Days passed and then months . We got used to Suman's absence. We by then had learnt to fight boys on our own. We had also learnt to be friends with them. Our games too had changed. Instead of hopscotch I was presented a badminton racquet and apart from beating a few boys a couple of times, I had no problems with the game.

One evening as we were busy with our game a friend called out-" hey look ! It's Suman ! " We all ran to the gate to meet her. It really was Suman, but a Suman we didn't recognize. She was dressed in shiny pink and green saree, a flashing nose ring, jhoomkas in her ears swaying rhythmically and bangles glittering on her wrists . With flowers in her hair and a tinkle of payal on her feet, she walked on the street. Her thin young body swayed with an insolent grace which shocked us into silence. An inner voice told me that she had become bad. But bad what, bad how, I dared not voice my thoughts. Suman with her sulky eyes elongated with a long line of kaajal, pouty red lips and heavily reddened cheeks looked obscene to me. I shrank back, feeling guilty for having witnessed her degradation this way.

My idiotic friend called out- "Hey Suman-You look nice ! Are you getting married ?" We all hushed her up hastily. Suman ignored us in complete disdain.

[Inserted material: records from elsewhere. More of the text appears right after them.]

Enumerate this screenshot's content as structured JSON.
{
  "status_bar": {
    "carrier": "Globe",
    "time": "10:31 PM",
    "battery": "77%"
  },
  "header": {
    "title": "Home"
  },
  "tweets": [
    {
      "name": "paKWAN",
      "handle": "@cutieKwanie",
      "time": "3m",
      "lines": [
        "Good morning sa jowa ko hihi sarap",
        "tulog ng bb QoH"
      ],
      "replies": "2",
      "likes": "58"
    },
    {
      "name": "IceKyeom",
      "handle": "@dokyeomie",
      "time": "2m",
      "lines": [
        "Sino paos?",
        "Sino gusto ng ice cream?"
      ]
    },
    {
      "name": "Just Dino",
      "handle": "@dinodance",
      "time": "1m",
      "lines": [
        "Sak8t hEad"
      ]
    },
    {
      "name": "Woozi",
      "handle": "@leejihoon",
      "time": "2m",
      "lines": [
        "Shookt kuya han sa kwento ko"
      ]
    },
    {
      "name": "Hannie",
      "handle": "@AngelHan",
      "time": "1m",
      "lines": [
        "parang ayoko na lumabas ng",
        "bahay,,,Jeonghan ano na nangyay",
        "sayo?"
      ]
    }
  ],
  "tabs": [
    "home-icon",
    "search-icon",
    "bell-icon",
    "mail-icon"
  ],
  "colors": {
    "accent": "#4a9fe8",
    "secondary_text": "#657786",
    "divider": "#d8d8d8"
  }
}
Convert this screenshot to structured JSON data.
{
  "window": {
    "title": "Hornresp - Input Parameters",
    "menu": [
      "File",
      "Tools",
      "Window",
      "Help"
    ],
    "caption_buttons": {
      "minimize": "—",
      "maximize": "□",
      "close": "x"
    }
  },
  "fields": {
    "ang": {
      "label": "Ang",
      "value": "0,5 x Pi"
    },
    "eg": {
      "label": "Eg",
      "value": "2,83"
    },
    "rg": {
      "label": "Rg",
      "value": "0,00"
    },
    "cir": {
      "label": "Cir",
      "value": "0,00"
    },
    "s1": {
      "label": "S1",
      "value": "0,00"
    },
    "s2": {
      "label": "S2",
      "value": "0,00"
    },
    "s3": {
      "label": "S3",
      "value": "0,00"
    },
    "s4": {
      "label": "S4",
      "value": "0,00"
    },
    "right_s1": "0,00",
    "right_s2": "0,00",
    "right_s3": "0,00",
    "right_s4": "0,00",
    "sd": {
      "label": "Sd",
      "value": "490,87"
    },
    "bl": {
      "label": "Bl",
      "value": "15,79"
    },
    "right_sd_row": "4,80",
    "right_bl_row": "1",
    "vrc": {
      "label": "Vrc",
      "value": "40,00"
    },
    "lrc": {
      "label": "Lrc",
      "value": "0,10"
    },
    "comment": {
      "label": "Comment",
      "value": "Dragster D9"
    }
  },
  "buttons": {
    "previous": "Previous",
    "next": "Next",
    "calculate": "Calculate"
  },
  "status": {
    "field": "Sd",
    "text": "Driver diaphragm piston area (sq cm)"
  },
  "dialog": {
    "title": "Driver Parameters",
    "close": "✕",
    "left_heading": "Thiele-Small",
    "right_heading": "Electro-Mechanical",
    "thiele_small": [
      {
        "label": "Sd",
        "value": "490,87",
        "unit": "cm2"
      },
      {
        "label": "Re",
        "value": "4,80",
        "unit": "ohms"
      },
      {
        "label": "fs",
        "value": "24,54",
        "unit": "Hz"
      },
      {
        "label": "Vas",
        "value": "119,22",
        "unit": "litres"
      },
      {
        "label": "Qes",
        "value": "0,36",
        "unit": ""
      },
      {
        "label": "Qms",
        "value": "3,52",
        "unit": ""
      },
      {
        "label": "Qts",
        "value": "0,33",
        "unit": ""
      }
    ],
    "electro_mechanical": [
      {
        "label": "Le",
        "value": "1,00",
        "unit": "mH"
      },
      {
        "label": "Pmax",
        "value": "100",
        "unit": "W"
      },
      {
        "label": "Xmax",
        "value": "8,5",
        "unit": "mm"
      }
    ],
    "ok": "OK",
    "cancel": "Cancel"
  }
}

With her chin up she looked straight in front of her as she walked away, leaving behind five confused little girls.

We returned to our game silently. By some tacit understanding, we never ever mentioned her name among us again. Once one girl tried to whisper to me that Suman had now become a prostitute. I hushed her up angrily and didn't talk to her for rest of the evening, as if by voicing that word she had betrayed Suman.

I never saw Suman again after that day.

06 August, 2006

From another letter from Lesbia

Written in reply to a Dorothy Parker poem From a letter from Lesbia

From another letter from Lesbia

...While Sappho watches the Soaps my boy,
Listen carefully to the tip of the day
Love any lass you like, be she bold or coy
But not a poet - you'll wish you were gay.

You'll be up all night, while she
Works on her blank verse novel
After that, she still won't let you be
She'll feed you each stanza with a shovel

If you're lucky you might get to see
Films that aren't sub-titled or slow
And you might even not have to be
At every single Vagina Monologues show.

Stay away, even if you yourself write verse
Even if she's sweet, supportive with differences few
For to put it in a manner most terse:
What if she's better at it than you?


05 August, 2006

Miffed 7 — on a rainy day

That you should be here
Is not in doubt;
Hyper AC here,
And it’s raining out.
Got drenched twice,
I’m dying to pee here,
It would be nice
If you left the loo key here.

(: A parody of this. :)